The Elgin National Watch Company will make the presentation, through the medium of an elaborate exhibit housed in a modernistic structure of novel design. Success of the Elgin Watch displays at Chicago's A Century of Progress Exposition, and at the Dallas, Texas Centennial Fair prompted the decision to present an even finer exhibit at the New York exposition opening April 30, next year.
The Elgin exhibit in New York will be educational in character and will illustrate by means of working models and photomurals various types of timepieces beginning with those used in prehistoric times, such as the burning rope, continuing down through the ages to antique and modern watches and ending with a glimpse of the timepiece of tomorrow.
Many other interesting exhibits will be shown, among them a large scale model of the watch in actual operation and a miscroscopic display of various small parts which make up the modern watch.
The exhibition will be housed in a semi-circular exhibition hall which will surround a central circular building.
This building will contain an actual astronomical observatory and will show how correct time is determined from the stars. While time is a subject which vitally concerns everyone, very few people know how correct time is determined and that it is determined from star observations and not from the sun.
On clear nights the dome of the observatory will be opened and actual star observations will be made. During the day and on cloudy nights the demonstrations will be made using an artificial star which will have the appearance and the apparent motion of a real star.

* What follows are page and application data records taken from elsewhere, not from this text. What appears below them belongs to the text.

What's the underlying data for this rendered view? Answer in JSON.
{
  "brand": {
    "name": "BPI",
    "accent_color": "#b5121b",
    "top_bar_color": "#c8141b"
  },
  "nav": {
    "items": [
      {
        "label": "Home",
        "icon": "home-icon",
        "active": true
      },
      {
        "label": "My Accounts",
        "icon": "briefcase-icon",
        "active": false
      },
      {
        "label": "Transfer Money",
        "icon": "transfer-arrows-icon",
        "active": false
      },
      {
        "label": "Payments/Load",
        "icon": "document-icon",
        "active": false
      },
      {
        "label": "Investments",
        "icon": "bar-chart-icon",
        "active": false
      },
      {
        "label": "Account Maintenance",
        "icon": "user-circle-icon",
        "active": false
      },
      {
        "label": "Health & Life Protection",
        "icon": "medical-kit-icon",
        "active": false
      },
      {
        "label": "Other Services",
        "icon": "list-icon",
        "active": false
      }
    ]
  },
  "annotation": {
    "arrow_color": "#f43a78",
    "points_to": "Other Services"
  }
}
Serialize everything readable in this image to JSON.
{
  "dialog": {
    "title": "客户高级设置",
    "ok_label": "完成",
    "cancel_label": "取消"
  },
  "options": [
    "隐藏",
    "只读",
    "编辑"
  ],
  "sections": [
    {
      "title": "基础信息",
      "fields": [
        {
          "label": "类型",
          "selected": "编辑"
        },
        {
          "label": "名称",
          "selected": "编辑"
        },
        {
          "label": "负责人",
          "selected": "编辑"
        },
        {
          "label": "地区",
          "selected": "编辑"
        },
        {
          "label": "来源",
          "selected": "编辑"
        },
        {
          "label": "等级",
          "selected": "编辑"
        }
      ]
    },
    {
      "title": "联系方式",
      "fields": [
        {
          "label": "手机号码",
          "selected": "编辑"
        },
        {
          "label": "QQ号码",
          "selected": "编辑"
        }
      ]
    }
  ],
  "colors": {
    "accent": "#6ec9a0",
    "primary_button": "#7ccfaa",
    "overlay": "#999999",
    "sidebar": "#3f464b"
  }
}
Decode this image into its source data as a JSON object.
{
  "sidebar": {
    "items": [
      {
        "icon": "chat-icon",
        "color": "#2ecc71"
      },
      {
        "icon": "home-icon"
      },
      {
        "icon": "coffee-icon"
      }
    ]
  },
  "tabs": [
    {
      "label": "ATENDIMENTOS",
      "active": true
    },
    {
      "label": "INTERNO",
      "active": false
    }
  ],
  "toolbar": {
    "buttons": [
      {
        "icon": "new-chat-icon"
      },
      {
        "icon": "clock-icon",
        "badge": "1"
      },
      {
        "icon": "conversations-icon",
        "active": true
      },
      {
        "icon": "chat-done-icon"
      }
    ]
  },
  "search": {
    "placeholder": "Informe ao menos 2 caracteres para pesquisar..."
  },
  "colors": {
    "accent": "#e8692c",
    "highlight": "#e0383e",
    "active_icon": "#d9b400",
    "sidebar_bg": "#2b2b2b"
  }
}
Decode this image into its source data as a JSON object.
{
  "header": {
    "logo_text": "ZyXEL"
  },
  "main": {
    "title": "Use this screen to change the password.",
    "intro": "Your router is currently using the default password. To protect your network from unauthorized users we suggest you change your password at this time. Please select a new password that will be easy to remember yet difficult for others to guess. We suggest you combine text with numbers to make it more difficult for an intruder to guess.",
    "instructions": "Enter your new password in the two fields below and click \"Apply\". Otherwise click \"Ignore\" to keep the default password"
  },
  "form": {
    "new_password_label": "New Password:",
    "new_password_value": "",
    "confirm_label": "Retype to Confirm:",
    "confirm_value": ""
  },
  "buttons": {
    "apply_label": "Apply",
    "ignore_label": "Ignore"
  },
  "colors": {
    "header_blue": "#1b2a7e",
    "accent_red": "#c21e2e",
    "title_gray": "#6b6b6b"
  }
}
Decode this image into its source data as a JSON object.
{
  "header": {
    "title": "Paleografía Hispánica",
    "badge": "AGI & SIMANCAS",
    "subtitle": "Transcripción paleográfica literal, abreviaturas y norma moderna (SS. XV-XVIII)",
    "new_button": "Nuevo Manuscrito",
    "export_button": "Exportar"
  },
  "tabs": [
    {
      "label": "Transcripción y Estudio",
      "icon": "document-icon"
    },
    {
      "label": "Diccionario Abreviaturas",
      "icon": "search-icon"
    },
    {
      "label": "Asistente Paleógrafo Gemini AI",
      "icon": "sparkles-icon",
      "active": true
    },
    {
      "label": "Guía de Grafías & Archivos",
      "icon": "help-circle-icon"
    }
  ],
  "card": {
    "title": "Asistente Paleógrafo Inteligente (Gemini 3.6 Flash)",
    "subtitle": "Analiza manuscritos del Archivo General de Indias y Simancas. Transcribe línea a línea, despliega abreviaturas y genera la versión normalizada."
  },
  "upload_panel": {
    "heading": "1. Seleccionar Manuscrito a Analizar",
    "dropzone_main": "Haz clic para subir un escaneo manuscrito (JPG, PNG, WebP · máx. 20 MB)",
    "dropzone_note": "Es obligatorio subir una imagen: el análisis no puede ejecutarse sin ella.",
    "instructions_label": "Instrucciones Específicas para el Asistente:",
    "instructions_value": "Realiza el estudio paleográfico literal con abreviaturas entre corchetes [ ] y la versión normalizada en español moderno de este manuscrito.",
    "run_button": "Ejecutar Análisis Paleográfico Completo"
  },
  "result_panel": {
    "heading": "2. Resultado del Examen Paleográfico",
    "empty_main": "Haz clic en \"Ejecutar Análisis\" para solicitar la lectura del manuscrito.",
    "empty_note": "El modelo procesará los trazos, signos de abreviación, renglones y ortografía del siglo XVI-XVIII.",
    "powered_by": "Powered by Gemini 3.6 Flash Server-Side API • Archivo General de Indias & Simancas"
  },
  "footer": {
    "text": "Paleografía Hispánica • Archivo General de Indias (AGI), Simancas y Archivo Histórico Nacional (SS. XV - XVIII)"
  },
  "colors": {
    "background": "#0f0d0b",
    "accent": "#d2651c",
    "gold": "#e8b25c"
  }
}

The observatory will contain two astronomical clocks, which are among the most accurate in the world. These clocks will be mounted on concrete piers to eliminate vibration and will be hermetically sealed in glass jars to eliminate atmospheric pressure changes. They will be electrically wound every 36 seconds and have a mean variation of daily rate of about eight one-thousandths of a second (0.008 second) per day. The observatory will also contain all necessary auxiliary apparatus which is commonly used in time determination.
The walls of the observatory and the inner wall of the exhibition hall will be of glass and between these two sections will be a circular cascade of water.
At the end of the cascade will be a water clock, illustrating one of the most ancient timepieces. Here will stand a statue of a slave holding a large club in his hands and watching a bowl which rests upon the water. In this bowl is a small hole through which the water slowly enters. The bowl sinks slowly into the water and at the instant it disappears, the slave strikes a gong with his club, thus signalizing the beginning of another hour.
In passing from the exhibition hall to the observatory, the visitor will walk over a glass bridge underneath which is a model of the Elgin National watch factory, thus obtaining the illusion of a view from an airplane.
The building is so designed that it emphasizes the meridian, or north and south line, in a striking manner. The meridian itself will be marked by a pier apart from the building with an arrow pointing to the true north.